Work request — The answer consists solely of the data below, reproduced exactly.

== Dataset extract ==

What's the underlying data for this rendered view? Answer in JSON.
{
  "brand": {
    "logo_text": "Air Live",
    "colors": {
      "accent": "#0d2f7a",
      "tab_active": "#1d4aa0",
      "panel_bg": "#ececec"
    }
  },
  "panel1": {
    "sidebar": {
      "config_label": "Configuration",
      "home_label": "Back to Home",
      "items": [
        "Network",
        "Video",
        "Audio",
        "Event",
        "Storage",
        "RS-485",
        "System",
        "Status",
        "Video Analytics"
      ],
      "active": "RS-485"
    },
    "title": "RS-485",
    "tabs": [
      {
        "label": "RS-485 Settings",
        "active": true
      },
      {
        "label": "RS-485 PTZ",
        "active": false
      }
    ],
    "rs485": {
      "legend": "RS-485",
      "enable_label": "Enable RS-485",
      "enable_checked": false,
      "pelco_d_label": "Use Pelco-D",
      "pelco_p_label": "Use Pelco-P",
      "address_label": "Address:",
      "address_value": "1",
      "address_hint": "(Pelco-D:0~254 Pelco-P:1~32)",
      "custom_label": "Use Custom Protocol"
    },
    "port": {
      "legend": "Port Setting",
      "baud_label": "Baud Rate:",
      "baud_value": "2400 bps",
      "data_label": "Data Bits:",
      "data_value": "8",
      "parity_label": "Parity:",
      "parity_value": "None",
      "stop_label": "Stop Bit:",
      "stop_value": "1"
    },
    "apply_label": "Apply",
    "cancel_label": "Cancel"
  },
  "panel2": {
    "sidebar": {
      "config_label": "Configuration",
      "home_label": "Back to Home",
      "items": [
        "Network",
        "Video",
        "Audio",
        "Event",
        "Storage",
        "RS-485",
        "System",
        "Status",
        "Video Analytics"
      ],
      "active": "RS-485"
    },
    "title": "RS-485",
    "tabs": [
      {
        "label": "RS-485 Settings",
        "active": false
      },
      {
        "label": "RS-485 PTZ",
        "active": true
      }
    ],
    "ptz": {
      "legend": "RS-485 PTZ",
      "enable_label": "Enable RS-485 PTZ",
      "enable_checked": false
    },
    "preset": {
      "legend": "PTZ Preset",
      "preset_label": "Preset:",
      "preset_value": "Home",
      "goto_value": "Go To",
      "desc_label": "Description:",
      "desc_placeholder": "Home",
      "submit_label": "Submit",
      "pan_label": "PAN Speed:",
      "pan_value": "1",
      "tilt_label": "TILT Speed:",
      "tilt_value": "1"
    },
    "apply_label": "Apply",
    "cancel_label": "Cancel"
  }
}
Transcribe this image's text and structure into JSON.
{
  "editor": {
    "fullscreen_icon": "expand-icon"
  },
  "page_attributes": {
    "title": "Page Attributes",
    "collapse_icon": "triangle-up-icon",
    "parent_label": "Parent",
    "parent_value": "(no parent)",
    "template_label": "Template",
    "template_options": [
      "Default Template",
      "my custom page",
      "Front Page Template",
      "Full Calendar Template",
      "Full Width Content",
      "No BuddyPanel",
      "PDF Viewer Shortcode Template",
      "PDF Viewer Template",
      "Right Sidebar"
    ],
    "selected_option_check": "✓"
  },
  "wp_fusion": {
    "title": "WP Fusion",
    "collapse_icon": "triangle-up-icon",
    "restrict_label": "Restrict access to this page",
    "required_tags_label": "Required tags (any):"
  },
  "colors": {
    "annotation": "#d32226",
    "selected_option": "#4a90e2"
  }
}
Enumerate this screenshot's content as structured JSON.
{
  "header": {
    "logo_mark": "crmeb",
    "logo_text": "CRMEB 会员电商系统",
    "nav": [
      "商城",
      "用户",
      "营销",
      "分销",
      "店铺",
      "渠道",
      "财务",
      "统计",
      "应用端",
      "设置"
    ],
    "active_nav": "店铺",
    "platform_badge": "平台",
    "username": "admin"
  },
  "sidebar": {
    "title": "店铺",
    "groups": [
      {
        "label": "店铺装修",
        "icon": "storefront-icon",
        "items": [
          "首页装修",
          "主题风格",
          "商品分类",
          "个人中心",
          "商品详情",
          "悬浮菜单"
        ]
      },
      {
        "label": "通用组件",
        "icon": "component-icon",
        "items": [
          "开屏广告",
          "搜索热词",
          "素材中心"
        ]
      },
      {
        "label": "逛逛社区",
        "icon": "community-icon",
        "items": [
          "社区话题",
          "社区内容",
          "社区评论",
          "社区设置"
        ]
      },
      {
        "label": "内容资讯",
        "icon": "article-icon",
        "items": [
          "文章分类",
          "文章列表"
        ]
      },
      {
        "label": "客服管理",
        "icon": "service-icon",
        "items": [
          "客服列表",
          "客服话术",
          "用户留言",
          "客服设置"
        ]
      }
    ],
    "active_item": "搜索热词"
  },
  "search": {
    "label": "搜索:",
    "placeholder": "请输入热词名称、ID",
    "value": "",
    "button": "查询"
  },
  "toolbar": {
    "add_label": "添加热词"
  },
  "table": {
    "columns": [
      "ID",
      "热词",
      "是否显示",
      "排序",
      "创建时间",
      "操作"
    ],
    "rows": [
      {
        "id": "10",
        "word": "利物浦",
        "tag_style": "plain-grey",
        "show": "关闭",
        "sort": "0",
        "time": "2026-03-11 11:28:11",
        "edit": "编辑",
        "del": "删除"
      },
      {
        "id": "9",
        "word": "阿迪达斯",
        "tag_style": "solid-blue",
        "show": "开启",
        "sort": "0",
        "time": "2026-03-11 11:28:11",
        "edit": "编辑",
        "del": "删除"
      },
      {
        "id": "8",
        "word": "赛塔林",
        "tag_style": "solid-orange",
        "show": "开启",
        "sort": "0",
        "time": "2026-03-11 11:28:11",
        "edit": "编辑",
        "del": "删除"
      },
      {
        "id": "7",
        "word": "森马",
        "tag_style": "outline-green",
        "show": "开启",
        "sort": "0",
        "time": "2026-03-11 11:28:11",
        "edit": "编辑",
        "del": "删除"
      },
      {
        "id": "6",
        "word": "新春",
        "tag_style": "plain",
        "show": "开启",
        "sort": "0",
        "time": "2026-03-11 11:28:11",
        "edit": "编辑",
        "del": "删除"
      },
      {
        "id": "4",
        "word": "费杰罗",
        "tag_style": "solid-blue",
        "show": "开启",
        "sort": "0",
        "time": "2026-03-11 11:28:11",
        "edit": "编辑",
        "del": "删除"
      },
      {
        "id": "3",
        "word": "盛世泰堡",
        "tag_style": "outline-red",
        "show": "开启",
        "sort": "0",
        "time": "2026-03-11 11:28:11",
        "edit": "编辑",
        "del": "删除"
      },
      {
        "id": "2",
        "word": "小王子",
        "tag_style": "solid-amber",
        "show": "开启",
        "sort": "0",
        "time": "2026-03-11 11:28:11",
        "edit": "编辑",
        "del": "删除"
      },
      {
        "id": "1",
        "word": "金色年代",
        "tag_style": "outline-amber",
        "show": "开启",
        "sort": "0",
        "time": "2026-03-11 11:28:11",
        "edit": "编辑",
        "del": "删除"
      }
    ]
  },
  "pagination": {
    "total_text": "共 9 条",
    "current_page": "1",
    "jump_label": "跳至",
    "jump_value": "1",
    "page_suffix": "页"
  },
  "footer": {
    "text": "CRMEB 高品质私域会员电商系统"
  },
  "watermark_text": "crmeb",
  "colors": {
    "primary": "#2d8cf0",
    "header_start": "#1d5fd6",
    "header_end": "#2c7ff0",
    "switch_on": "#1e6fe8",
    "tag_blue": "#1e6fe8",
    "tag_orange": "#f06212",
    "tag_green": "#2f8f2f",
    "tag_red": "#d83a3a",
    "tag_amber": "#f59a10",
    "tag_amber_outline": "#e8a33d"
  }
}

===

Answer space —
What's the underlying data for this rendered view? Answer in JSON.
{
  "brand": {
    "logo_text": "Air Live",
    "colors": {
      "accent": "#0d2f7a",
      "tab_active": "#1d4aa0",
      "panel_bg": "#ececec"
    }
  },
  "panel1": {
    "sidebar": {
      "config_label": "Configuration",
      "home_label": "Back to Home",
      "items": [
        "Network",
        "Video",
        "Audio",
        "Event",
        "Storage",
        "RS-485",
        "System",
        "Status",
        "Video Analytics"
      ],
      "active": "RS-485"
    },
    "title": "RS-485",
    "tabs": [
      {
        "label": "RS-485 Settings",
        "active": true
      },
      {
        "label": "RS-485 PTZ",
        "active": false
      }
    ],
    "rs485": {
      "legend": "RS-485",
      "enable_label": "Enable RS-485",
      "enable_checked": false,
      "pelco_d_label": "Use Pelco-D",
      "pelco_p_label": "Use Pelco-P",
      "address_label": "Address:",
      "address_value": "1",
      "address_hint": "(Pelco-D:0~254 Pelco-P:1~32)",
      "custom_label": "Use Custom Protocol"
    },
    "port": {
      "legend": "Port Setting",
      "baud_label": "Baud Rate:",
      "baud_value": "2400 bps",
      "data_label": "Data Bits:",
      "data_value": "8",
      "parity_label": "Parity:",
      "parity_value": "None",
      "stop_label": "Stop Bit:",
      "stop_value": "1"
    },
    "apply_label": "Apply",
    "cancel_label": "Cancel"
  },
  "panel2": {
    "sidebar": {
      "config_label": "Configuration",
      "home_label": "Back to Home",
      "items": [
        "Network",
        "Video",
        "Audio",
        "Event",
        "Storage",
        "RS-485",
        "System",
        "Status",
        "Video Analytics"
      ],
      "active": "RS-485"
    },
    "title": "RS-485",
    "tabs": [
      {
        "label": "RS-485 Settings",
        "active": false
      },
      {
        "label": "RS-485 PTZ",
        "active": true
      }
    ],
    "ptz": {
      "legend": "RS-485 PTZ",
      "enable_label": "Enable RS-485 PTZ",
      "enable_checked": false
    },
    "preset": {
      "legend": "PTZ Preset",
      "preset_label": "Preset:",
      "preset_value": "Home",
      "goto_value": "Go To",
      "desc_label": "Description:",
      "desc_placeholder": "Home",
      "submit_label": "Submit",
      "pan_label": "PAN Speed:",
      "pan_value": "1",
      "tilt_label": "TILT Speed:",
      "tilt_value": "1"
    },
    "apply_label": "Apply",
    "cancel_label": "Cancel"
  }
}
Transcribe this image's text and structure into JSON.
{
  "editor": {
    "fullscreen_icon": "expand-icon"
  },
  "page_attributes": {
    "title": "Page Attributes",
    "collapse_icon": "triangle-up-icon",
    "parent_label": "Parent",
    "parent_value": "(no parent)",
    "template_label": "Template",
    "template_options": [
      "Default Template",
      "my custom page",
      "Front Page Template",
      "Full Calendar Template",
      "Full Width Content",
      "No BuddyPanel",
      "PDF Viewer Shortcode Template",
      "PDF Viewer Template",
      "Right Sidebar"
    ],
    "selected_option_check": "✓"
  },
  "wp_fusion": {
    "title": "WP Fusion",
    "collapse_icon": "triangle-up-icon",
    "restrict_label": "Restrict access to this page",
    "required_tags_label": "Required tags (any):"
  },
  "colors": {
    "annotation": "#d32226",
    "selected_option": "#4a90e2"
  }
}
Enumerate this screenshot's content as structured JSON.
{
  "header": {
    "logo_mark": "crmeb",
    "logo_text": "CRMEB 会员电商系统",
    "nav": [
      "商城",
      "用户",
      "营销",
      "分销",
      "店铺",
      "渠道",
      "财务",
      "统计",
      "应用端",
      "设置"
    ],
    "active_nav": "店铺",
    "platform_badge": "平台",
    "username": "admin"
  },
  "sidebar": {
    "title": "店铺",
    "groups": [
      {
        "label": "店铺装修",
        "icon": "storefront-icon",
        "items": [
          "首页装修",
          "主题风格",
          "商品分类",
          "个人中心",
          "商品详情",
          "悬浮菜单"
        ]
      },
      {
        "label": "通用组件",
        "icon": "component-icon",
        "items": [
          "开屏广告",
          "搜索热词",
          "素材中心"
        ]
      },
      {
        "label": "逛逛社区",
        "icon": "community-icon",
        "items": [
          "社区话题",
          "社区内容",
          "社区评论",
          "社区设置"
        ]
      },
      {
        "label": "内容资讯",
        "icon": "article-icon",
        "items": [
          "文章分类",
          "文章列表"
        ]
      },
      {
        "label": "客服管理",
        "icon": "service-icon",
        "items": [
          "客服列表",
          "客服话术",
          "用户留言",
          "客服设置"
        ]
      }
    ],
    "active_item": "搜索热词"
  },
  "search": {
    "label": "搜索:",
    "placeholder": "请输入热词名称、ID",
    "value": "",
    "button": "查询"
  },
  "toolbar": {
    "add_label": "添加热词"
  },
  "table": {
    "columns": [
      "ID",
      "热词",
      "是否显示",
      "排序",
      "创建时间",
      "操作"
    ],
    "rows": [
      {
        "id": "10",
        "word": "利物浦",
        "tag_style": "plain-grey",
        "show": "关闭",
        "sort": "0",
        "time": "2026-03-11 11:28:11",
        "edit": "编辑",
        "del": "删除"
      },
      {
        "id": "9",
        "word": "阿迪达斯",
        "tag_style": "solid-blue",
        "show": "开启",
        "sort": "0",
        "time": "2026-03-11 11:28:11",
        "edit": "编辑",
        "del": "删除"
      },
      {
        "id": "8",
        "word": "赛塔林",
        "tag_style": "solid-orange",
        "show": "开启",
        "sort": "0",
        "time": "2026-03-11 11:28:11",
        "edit": "编辑",
        "del": "删除"
      },
      {
        "id": "7",
        "word": "森马",
        "tag_style": "outline-green",
        "show": "开启",
        "sort": "0",
        "time": "2026-03-11 11:28:11",
        "edit": "编辑",
        "del": "删除"
      },
      {
        "id": "6",
        "word": "新春",
        "tag_style": "plain",
        "show": "开启",
        "sort": "0",
        "time": "2026-03-11 11:28:11",
        "edit": "编辑",
        "del": "删除"
      },
      {
        "id": "4",
        "word": "费杰罗",
        "tag_style": "solid-blue",
        "show": "开启",
        "sort": "0",
        "time": "2026-03-11 11:28:11",
        "edit": "编辑",
        "del": "删除"
      },
      {
        "id": "3",
        "word": "盛世泰堡",
        "tag_style": "outline-red",
        "show": "开启",
        "sort": "0",
        "time": "2026-03-11 11:28:11",
        "edit": "编辑",
        "del": "删除"
      },
      {
        "id": "2",
        "word": "小王子",
        "tag_style": "solid-amber",
        "show": "开启",
        "sort": "0",
        "time": "2026-03-11 11:28:11",
        "edit": "编辑",
        "del": "删除"
      },
      {
        "id": "1",
        "word": "金色年代",
        "tag_style": "outline-amber",
        "show": "开启",
        "sort": "0",
        "time": "2026-03-11 11:28:11",
        "edit": "编辑",
        "del": "删除"
      }
    ]
  },
  "pagination": {
    "total_text": "共 9 条",
    "current_page": "1",
    "jump_label": "跳至",
    "jump_value": "1",
    "page_suffix": "页"
  },
  "footer": {
    "text": "CRMEB 高品质私域会员电商系统"
  },
  "watermark_text": "crmeb",
  "colors": {
    "primary": "#2d8cf0",
    "header_start": "#1d5fd6",
    "header_end": "#2c7ff0",
    "switch_on": "#1e6fe8",
    "tag_blue": "#1e6fe8",
    "tag_orange": "#f06212",
    "tag_green": "#2f8f2f",
    "tag_red": "#d83a3a",
    "tag_amber": "#f59a10",
    "tag_amber_outline": "#e8a33d"
  }
}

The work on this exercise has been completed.